(19) Wigmore on Evidence Vol. v. Third Edition Article 1367 (page 29) has highlighted the importance of the right of cross-examination and has described it as beyond any doubt the greatest legal engine ever invented for the discovery of truth. It is also stated therein 'for two centuries past, the policy of the Anglo-American system of Evidence has been to regard the necessity of testing by cross-examination as a vital feature of the law. The belief that no safeguard for testing the value of human statements is comparable to that furnished by cross examination, and the conviction that no statement (unless by special exception) should be used as testimony until it has been probed and sublimated by that test, has found increasing strength in lengthening experience'. Cross examination has also been described as a great and permanent contribution of Anglo-American system of law to improved methods of trial procedure. And the same must apply in India where the procedure has been borrowed from English system. Cross-examination form an element of rules of natural justice and as stated in rules of natural justice require that a party should have the opportunity of adducing all relevant evidence on which he relies that the evidence of the opponent should be taken in his presence, and that he should be given the opportunity of cross-examining the witnesses examined by that party

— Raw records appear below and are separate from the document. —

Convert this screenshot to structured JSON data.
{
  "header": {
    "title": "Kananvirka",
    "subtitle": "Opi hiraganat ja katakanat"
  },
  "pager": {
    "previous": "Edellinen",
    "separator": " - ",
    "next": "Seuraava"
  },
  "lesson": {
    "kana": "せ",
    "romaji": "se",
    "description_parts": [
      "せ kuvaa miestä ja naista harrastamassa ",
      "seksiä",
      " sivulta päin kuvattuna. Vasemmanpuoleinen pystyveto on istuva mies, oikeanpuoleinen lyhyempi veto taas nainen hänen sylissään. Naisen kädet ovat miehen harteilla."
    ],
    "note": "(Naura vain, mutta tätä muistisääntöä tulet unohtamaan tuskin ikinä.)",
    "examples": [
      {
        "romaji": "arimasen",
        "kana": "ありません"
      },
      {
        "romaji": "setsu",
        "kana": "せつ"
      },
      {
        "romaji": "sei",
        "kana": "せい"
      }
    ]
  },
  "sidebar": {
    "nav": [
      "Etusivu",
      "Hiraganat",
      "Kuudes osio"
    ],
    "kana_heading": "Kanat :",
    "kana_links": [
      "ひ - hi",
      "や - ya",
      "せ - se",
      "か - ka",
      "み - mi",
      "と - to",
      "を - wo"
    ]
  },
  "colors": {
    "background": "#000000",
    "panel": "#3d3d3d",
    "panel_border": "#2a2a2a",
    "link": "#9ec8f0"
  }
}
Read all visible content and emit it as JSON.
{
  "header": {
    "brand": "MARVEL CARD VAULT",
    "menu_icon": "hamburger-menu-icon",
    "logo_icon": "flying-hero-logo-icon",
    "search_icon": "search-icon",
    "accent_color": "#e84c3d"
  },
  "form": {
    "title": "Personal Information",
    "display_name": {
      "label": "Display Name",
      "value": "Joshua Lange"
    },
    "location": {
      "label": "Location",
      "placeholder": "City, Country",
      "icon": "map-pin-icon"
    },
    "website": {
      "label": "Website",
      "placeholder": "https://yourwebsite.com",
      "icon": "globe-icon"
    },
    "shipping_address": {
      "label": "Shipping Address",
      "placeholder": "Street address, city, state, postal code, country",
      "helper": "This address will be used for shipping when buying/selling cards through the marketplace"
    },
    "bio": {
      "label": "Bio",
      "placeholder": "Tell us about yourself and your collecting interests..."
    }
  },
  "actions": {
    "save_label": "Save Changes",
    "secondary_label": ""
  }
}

(20) Thus the order of the Additional Rent Controller is not a discretionary order but is an order which strikes at the root of a fair trial, under our system of jurisprudence. To allow any evidence to be treated admissible without giving a right of cross-examination not only perpetuates injustice but is shocking to a judicial conscience apart from being manifestly illegal and perverse. In such circumstances not only it is within the power of this court to correct such illegality but it is incumbent on it to do so as to prevent further mischief and stop the trial from becoming a mockery.
(21) I would thereforee allow the petition and quash the impugned order, and direct that the petitioner have the right and be given an opportunity to cross-examine R.W. 7. It may take it clear that this order is only restricted to giving an opportunity to the petitioner to cross-examine the witness R.W. 7. Whether the questions asked are relevant or not and which documents, if any are admissible, are all matters which will have to be decided by the trial court, if and when raised before him. My order is not to be taken to deal with those matters, as they do not arise out of impugned order.
(22) As a result the petition is allowed as above. There will be no order as to costs.